Requirement: Report all lines below with the word "рабочему".

Records excerpted from a collection:
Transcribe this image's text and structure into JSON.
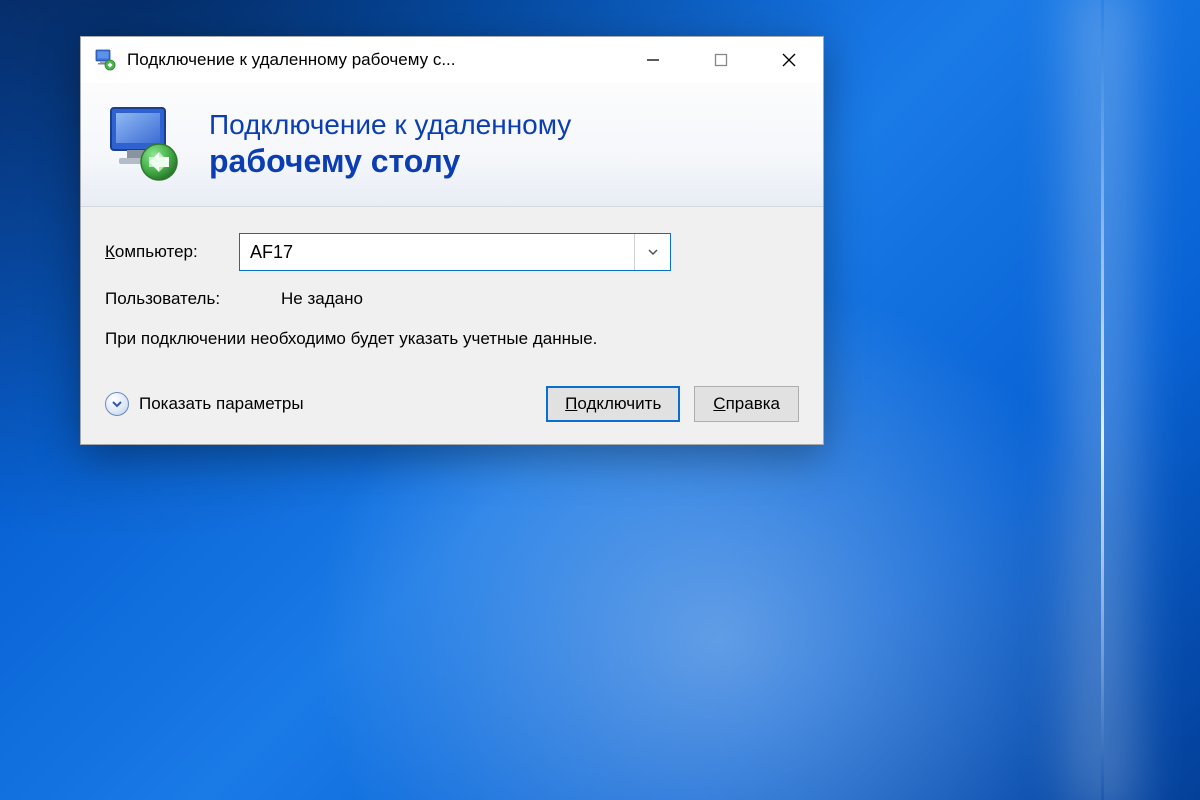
{
  "window": {
    "title": "Подключение к удаленному рабочему с..."
  },
  "header": {
    "line1": "Подключение к удаленному",
    "line2": "рабочему столу"
  },
  "form": {
    "computer_label": "Компьютер:",
    "computer_value": "AF17",
    "user_label": "Пользователь:",
    "user_value": "Не задано",
    "hint": "При подключении необходимо будет указать учетные данные."
  },
  "footer": {
    "show_options": "Показать параметры",
    "connect": "Подключить",
    "help_prefix": "С",
    "help_rest": "правка"
  }
}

Task response:
    "title": "Подключение к удаленному рабочему с..."
    "line2": "рабочему столу"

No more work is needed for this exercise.